Some examples of the PHP template files are:
- archive.php – Your blog archive design
- header.php – The header/navigation menu you created
- footer.php – The footer design you’ve created
- index.php – The main landing page or blog roll
- contact.php – Your contact page
- content.php – Individual blog post layout
So if you want to create that header or footer, you can copy and paste your HTML code from your static website and paste them into the header.php or footer.php file. Any content or design features that are static can be left as is, while any sections that should be dynamic will be replaced with a PHP tag and script.
Once you’ve modified the header.php or footer.php templates, you can then call for each template inside of pages that you want to see them populate. For example, you would call for the header template first in the index.php file, whatever else you want sandwiched between, followed by a call for the footer template.
Line 10 in this code is a PHP call for the header.php template
WordPress will read and display all HTML onto the browser. Any line in the PHP file that has a template call will insert the HTML from the template as if it was already there.

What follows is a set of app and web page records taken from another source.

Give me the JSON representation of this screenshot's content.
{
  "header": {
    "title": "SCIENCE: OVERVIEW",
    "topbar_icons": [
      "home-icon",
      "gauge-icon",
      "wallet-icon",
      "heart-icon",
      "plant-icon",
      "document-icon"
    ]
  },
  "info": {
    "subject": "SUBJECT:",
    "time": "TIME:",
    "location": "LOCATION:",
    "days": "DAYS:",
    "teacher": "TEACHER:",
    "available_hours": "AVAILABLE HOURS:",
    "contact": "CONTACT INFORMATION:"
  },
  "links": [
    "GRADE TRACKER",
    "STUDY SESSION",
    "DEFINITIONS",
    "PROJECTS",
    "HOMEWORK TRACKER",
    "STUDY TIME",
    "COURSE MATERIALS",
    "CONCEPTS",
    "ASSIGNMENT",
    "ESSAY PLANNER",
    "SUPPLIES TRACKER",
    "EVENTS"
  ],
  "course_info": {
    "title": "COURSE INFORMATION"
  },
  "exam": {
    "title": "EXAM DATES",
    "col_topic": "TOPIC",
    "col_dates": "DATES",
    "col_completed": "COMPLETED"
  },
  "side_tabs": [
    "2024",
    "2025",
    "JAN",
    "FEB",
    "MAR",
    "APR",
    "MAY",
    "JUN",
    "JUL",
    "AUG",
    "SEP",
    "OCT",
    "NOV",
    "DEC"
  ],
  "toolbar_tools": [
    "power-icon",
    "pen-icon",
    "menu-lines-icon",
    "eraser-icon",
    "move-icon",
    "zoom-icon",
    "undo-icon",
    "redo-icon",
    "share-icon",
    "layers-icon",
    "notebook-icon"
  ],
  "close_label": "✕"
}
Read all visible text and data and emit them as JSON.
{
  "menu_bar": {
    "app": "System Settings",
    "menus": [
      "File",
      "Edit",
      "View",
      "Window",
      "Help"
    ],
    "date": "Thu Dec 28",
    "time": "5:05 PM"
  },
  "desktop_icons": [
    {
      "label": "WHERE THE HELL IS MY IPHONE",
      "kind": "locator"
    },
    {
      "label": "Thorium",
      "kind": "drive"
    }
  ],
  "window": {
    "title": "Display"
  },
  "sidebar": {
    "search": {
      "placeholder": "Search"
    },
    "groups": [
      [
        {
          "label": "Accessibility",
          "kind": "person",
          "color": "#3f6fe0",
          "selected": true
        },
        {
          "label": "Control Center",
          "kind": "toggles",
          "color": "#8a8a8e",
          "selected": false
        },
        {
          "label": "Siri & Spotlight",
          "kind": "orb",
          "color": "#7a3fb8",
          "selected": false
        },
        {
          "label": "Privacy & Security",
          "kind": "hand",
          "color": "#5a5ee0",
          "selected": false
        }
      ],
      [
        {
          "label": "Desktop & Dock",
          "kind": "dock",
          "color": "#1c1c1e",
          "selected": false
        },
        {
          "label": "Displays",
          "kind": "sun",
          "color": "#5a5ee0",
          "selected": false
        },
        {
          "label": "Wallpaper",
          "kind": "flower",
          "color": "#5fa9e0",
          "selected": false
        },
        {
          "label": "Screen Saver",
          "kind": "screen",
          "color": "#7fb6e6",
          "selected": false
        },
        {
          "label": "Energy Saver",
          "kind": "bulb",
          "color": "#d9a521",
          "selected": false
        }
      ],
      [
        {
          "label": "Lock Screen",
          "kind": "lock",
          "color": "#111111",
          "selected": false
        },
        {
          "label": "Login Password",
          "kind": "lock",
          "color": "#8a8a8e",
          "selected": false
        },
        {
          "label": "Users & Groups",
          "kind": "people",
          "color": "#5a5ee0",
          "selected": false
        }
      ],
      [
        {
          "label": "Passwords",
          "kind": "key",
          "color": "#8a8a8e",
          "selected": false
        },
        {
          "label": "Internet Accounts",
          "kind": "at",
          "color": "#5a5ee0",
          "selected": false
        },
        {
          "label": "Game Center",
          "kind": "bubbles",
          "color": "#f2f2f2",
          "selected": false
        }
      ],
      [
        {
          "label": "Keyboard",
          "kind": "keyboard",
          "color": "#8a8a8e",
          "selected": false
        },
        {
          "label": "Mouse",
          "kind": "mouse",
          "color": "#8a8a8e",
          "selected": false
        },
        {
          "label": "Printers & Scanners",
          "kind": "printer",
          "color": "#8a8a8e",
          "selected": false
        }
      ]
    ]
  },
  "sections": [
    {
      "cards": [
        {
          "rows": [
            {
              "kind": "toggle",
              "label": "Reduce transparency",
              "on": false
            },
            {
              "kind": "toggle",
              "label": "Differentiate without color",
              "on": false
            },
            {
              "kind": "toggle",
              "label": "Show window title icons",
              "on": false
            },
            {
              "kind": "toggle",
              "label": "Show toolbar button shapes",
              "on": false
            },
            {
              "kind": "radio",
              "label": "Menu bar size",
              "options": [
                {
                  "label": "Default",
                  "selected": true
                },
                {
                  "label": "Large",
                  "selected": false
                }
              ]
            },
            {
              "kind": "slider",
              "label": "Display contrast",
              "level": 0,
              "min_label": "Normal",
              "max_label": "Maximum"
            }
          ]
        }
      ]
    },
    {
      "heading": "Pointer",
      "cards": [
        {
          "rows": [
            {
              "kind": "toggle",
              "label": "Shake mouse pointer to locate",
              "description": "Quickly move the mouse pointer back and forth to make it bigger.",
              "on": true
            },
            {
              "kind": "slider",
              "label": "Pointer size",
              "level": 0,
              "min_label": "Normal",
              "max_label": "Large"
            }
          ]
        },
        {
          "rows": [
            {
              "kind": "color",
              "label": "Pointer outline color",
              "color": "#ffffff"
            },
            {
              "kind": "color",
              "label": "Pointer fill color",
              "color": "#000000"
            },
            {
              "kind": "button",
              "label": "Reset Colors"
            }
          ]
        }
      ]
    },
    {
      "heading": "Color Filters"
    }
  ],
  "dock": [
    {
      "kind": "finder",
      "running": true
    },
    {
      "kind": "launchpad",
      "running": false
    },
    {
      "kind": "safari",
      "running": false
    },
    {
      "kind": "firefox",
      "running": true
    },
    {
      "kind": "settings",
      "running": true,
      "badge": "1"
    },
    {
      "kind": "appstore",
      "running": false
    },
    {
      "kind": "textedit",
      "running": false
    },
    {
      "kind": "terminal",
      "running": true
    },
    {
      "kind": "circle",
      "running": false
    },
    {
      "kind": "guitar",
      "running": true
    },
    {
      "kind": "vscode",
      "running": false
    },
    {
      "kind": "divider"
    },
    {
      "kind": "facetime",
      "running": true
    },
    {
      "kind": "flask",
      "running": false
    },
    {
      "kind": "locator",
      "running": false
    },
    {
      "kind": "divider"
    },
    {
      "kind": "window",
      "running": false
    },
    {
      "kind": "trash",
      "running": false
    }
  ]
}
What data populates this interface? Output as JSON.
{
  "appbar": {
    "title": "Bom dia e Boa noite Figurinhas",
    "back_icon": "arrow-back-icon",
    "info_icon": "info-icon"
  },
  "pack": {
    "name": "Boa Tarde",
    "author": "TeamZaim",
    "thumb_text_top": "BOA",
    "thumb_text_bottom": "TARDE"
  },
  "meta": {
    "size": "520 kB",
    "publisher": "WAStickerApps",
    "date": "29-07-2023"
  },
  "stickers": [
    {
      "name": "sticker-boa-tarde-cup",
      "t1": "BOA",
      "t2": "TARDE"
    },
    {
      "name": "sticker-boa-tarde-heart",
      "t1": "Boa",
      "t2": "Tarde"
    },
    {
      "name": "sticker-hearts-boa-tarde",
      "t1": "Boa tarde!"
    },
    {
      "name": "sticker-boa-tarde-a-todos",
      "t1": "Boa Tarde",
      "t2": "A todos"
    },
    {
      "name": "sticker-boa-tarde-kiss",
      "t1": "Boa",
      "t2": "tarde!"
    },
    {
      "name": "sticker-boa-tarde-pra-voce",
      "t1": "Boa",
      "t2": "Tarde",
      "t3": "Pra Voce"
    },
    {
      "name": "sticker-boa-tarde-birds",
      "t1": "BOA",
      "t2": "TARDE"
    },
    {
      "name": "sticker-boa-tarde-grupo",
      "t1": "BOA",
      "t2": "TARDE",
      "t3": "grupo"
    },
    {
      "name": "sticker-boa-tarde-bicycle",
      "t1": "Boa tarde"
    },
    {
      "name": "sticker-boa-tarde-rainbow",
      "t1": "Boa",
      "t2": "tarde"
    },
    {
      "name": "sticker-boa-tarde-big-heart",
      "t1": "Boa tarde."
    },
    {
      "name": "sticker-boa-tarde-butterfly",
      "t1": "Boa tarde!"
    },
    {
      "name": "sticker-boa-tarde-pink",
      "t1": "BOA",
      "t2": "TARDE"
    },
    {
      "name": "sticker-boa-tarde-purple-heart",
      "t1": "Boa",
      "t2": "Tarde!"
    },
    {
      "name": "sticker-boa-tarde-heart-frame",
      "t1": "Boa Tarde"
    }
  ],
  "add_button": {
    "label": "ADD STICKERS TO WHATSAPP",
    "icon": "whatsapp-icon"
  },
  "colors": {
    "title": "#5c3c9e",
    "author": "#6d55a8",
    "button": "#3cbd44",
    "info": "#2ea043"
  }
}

I do want to note that in my image above, all the WordPress functions, methods and template calls are in blue. All the HTML code is highlighted in red text.
Now that we know what templates are, we can now identify key templates that we need for our WordPress theme and begin to convert them by modifying each file. Most websites will need modifications to the index.php, archive.php, content.php, contact.php, header.php and footer.php files.
Helpful tip: It is best to include actual files of the libraries and not link to a CDN. This prevents a library update from breaking your theme and rendering it unusable. Download the libraries and place them in your assets folder.
As you modify each file, you can actively check your WordPress install on your local server for changes and updates. If you modified the header and added a custom navigation menu, it should now appear on your local WordPress site no matter which page you are on. If not, go back and check the file for errors.
Tip: Typical errors are syntax errors like forgetting a closing PHP tag, incorrectly using single quotes or double quotes or loading a resource from the wrong path or link.
A huge and amazing resource that will become your best friend is the WordPress Codex. The WordPress Codex is the go-to collection of documentation, list of key features, support forum and troubleshooting guide to the WordPress experts.
What’s great about WordPress is the huge support it has from developers from all over the world. That means if you were to ever experience any trouble setting something up or modifying a template, you are very likely to find a solution using the WordPress Support Forums.
It’s helped me out of sticky spots more than I’m willing to admit! The WordPress Support Forum usually has discussions about errors, problems making certain PHP WordPress function calls and more. You can use their search to find a quick answer for pretty much anything.
This entry is already becoming the longest entry I’ve written so far. While I didn’t intend to write a full tutorial on WordPress theme development, I did cover the overview of what key steps are needed to create a custom theme for yourself.
Designing and building a custom WordPress theme isn’t for the faint of heart. It’s a pretty long process that most people don’t want to deal with because there are a lot of moving parts and many technologies involved. I guess that’s why premium themes are popular! If you’re a developer who enjoys the creative process and the tinkering nature of converting a static page into a dynamic CMS-based site, then this is a totally rewarding process. I was super intimidated at first at the number of steps required to develop a theme but I’ve come to really enjoy it. In fact, this site was built using a custom developed WordPress theme and it’s made my life much easier to update and add new projects and blog entries.